Costco earnings came to $1.05 per share on revenues of $26.31 billion, both well under last year’s figures of $1.24 per share on $24.87 billion in sales. Costco earnings also failed to meet Wall Street’s expectations — analysts were projecting profits of $1.17 per share and revenues of $26.65 billion.
Investors reacted by knocking COST stock down by 3.5% in premarket trading.
A Costco spokesman cited weaker sales and gross margin results in non-foods, weaker gross margins in fresh foods, and lower international profits due to a weakening of foreign exchange rates. Margins are an especially sticky point with Costco given its much-ballyhooed practice of paying much more livable wages than the likes of Walmart (WMT) and other competitors.
Same-store sales in the United States were up 4%, including gasoline sales. Backing out gas and negative currency exchange rates, same-store sales rose 5%, both domestically and overall.
Perhaps the most refreshing thing from the report: Weaker Costco earnings were not blamed on bad weather, as several other retailers have done recently.
It also was interesting that Costco did not publish any forward guidance. But, for the record, consensus estimates for the current quarter call for earnings of $1.14 per share on $25.92 billion in sales, and full-year expectations are for $4.84 per share on $112.84 billion in sales.
Perhaps the most disappointing thing about Thursday’s report is the fact that COST stock is slowly losing its grasp on its role as one of the better retail stories of the past couple years.
Since the market lows of 2009, Costco shares have been on a roll. From March 2009 to November 2013, COST stock rose nearly 280%.
However, revenue and gross profits were also down in the last quarter, so after several years of solid performance, this makes three quarters in a row that Coscto earnings have disappointed.
It would seem the Street is now saying, “Fool us once, shame on you. Fool us a few times, shame on us.”
Click to Enlarge As you can see from the accompanying chart, COST stock has bounced back recently, after a sharp decline between December and February. The 200-day moving average is still rising; however, the 50-day has now crossed below the 200-day, which usually does not bode well for stock performance.
Also notice the increase in volume on recent down days. Meaningful support levels on COST stock kick in around the $110 area, with the next lower support area around $105.
Another cautionary note for investors is the heavy and significant recent insider selling at Costco. Several different corporate executives sold shares of COST stock between October 2013 and January 2014 in the $116-to-$124 price range. Most of these were direct sales on the open market, and not the automatic kind, nor simply option expirations.

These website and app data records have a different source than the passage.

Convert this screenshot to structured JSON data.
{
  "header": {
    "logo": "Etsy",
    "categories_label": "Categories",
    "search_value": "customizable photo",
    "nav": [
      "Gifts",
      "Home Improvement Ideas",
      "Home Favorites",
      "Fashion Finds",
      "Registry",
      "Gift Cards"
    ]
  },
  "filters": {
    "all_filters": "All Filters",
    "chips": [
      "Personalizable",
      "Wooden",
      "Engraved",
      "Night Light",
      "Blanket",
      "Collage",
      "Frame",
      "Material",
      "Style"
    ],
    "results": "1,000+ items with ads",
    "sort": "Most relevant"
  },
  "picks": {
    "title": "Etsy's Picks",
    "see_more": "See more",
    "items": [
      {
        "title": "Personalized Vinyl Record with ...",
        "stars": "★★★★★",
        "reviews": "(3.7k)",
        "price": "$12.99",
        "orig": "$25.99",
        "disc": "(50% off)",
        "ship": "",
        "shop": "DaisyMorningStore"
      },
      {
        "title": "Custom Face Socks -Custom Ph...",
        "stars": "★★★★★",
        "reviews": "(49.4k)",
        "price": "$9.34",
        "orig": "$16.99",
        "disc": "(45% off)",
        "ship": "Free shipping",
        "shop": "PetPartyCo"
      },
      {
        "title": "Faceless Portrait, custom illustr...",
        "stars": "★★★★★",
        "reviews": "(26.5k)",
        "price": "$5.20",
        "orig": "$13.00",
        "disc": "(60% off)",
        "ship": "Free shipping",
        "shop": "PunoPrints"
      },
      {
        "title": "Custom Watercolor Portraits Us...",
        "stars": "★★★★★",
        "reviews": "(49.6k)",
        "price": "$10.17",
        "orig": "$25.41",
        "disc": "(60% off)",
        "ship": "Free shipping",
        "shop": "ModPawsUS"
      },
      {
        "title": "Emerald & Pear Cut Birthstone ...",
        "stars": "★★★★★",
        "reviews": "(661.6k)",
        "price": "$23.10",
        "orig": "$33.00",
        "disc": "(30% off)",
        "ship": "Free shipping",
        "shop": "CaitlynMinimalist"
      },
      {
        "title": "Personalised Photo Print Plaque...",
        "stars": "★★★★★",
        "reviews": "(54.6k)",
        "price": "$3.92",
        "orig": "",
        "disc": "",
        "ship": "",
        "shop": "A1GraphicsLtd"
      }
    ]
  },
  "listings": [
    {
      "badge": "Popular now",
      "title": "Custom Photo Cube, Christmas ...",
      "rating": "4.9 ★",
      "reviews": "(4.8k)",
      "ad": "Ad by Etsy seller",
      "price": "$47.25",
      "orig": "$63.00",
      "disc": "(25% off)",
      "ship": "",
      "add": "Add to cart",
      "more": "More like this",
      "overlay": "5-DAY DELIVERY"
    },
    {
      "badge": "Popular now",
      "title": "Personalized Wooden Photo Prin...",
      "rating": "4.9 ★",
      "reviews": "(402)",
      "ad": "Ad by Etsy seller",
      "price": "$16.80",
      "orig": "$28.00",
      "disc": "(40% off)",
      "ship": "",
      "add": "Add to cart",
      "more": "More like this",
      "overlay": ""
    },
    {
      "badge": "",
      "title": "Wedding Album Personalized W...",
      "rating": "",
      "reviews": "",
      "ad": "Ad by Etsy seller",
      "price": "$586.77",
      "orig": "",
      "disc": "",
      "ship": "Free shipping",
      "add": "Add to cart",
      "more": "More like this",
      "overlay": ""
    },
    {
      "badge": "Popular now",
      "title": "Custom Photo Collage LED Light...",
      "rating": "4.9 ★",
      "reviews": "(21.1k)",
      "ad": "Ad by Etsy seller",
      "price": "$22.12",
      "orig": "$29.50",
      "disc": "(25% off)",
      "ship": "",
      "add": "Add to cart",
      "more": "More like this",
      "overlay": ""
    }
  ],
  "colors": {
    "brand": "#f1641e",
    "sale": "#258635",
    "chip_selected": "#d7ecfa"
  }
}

Given the weaker earnings lately, it would appear that COST stock could easily begin to languish behind competitors such as Walmart, Target (TGT) and even the dollar stores, such as Dollar Tree (DLTR) and Family Dollar (FDO).
Over the past year we have seen that following an earnings miss, it can take 6 or 8 weeks for retailer stocks like TGT, DLTR and FDO to rebound. Therefore, I suggest that investors would do well to put COST stock on spring break for now and look for something better until after Easter.
As of this writing, Ethan Roberts did not hold a position in any of the aforementioned securities.